“Having said that, I also note that [the child] was well cared for before the Appellant’s arrival in the UK, and that this is likely to continue in the future. Ms Edwards says this on the topic (§9.1.2): ‘Therefore I would identify that regardless of whether the Appellant is present it is likely that [the mother] will continue to meet the emotional and physical needs of [the child] within her care.’”

19. Ground (3) also lacks substance and fails. There was no suggestion that the Judge erred in his summary of the situation to which the Appellant would return to in the USA, her adopted home for some 30 years or more. The Appellant lost her spouse in 2018 and her son in 2020, i.e., prior to her latest visit to the United Kingdom to see her daughter and granddaughter. The Appellant has close family members in Canada. The Appellant owns investment properties in the USA.

20. At [14] Judge Bonavero stated:

“I accept that the Appellant no longer has access to her family home as she currently rents it out. However she decided to do this some time before applying to stay in the United Kingdom permanently. She described in her evidence how she spends much of the year travelling, visiting family in Canada and elsewhere. That could continue in the future.”

21. At [17] Judge Bonavero stated:

“I further accept that the family has gone through very significant difficulties. The Appellant has lost her husband and son. The Appellant’s daughter has been the victim of domestic violence. I am sure that these experiences have brought them closer together and that they depend on one another more than they otherwise would have.”

22. The Judge went on to observe that the family could continue to have significant contact, as they had done previously, by visits. Their preference to live together was outweighed by the public interest in immigration control. In our view the Judge has demonstrated that he has taken all relevant and material factors into account in conducting the Article 8 ECHR balancing exercise. Adequate reasons have been given and his conclusions were open to him.

23. The Tribunal accordingly finds that there was no material error of law in the decision challenged. The onwards appeal is dismissed.

Notice of Decision

The appeal is dismissed

The making of the previous decision did not involve the making of a material error on a point of law.
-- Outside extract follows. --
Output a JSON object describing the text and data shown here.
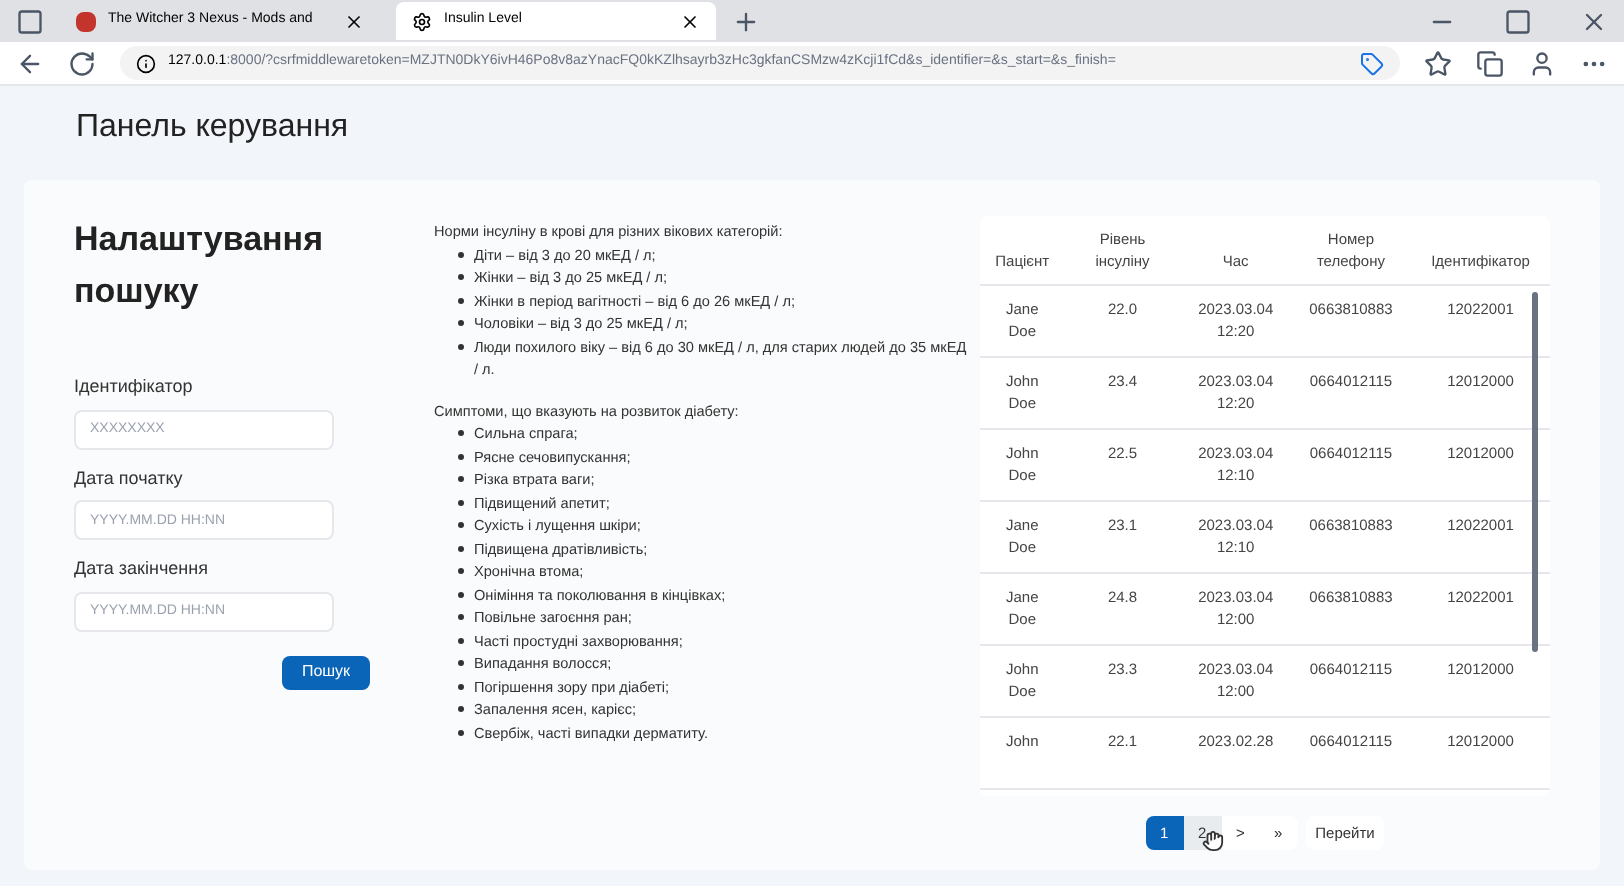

The decision stands unchanged.

Signed R J Manuell Dated 14 May 2024
Deputy Upper Tribunal Judge Manuell